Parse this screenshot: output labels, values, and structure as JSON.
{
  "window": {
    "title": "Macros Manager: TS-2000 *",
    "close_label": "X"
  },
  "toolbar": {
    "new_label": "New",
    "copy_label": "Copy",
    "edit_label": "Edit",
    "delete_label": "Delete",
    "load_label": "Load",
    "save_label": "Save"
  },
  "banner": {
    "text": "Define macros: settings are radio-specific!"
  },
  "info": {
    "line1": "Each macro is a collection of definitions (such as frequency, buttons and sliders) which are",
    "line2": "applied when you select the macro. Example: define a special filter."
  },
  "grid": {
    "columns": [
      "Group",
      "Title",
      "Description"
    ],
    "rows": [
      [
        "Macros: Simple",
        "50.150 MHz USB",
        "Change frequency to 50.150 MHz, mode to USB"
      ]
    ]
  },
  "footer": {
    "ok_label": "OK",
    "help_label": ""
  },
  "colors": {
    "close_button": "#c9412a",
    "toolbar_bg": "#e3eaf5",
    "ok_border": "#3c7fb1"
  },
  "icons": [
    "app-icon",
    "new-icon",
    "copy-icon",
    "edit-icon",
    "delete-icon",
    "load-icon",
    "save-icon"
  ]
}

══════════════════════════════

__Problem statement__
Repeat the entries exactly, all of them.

__Reply to the task__
Parse this screenshot: output labels, values, and structure as JSON.
{
  "window": {
    "title": "Macros Manager: TS-2000 *",
    "close_label": "X"
  },
  "toolbar": {
    "new_label": "New",
    "copy_label": "Copy",
    "edit_label": "Edit",
    "delete_label": "Delete",
    "load_label": "Load",
    "save_label": "Save"
  },
  "banner": {
    "text": "Define macros: settings are radio-specific!"
  },
  "info": {
    "line1": "Each macro is a collection of definitions (such as frequency, buttons and sliders) which are",
    "line2": "applied when you select the macro. Example: define a special filter."
  },
  "grid": {
    "columns": [
      "Group",
      "Title",
      "Description"
    ],
    "rows": [
      [
        "Macros: Simple",
        "50.150 MHz USB",
        "Change frequency to 50.150 MHz, mode to USB"
      ]
    ]
  },
  "footer": {
    "ok_label": "OK",
    "help_label": ""
  },
  "colors": {
    "close_button": "#c9412a",
    "toolbar_bg": "#e3eaf5",
    "ok_border": "#3c7fb1"
  },
  "icons": [
    "app-icon",
    "new-icon",
    "copy-icon",
    "edit-icon",
    "delete-icon",
    "load-icon",
    "save-icon"
  ]
}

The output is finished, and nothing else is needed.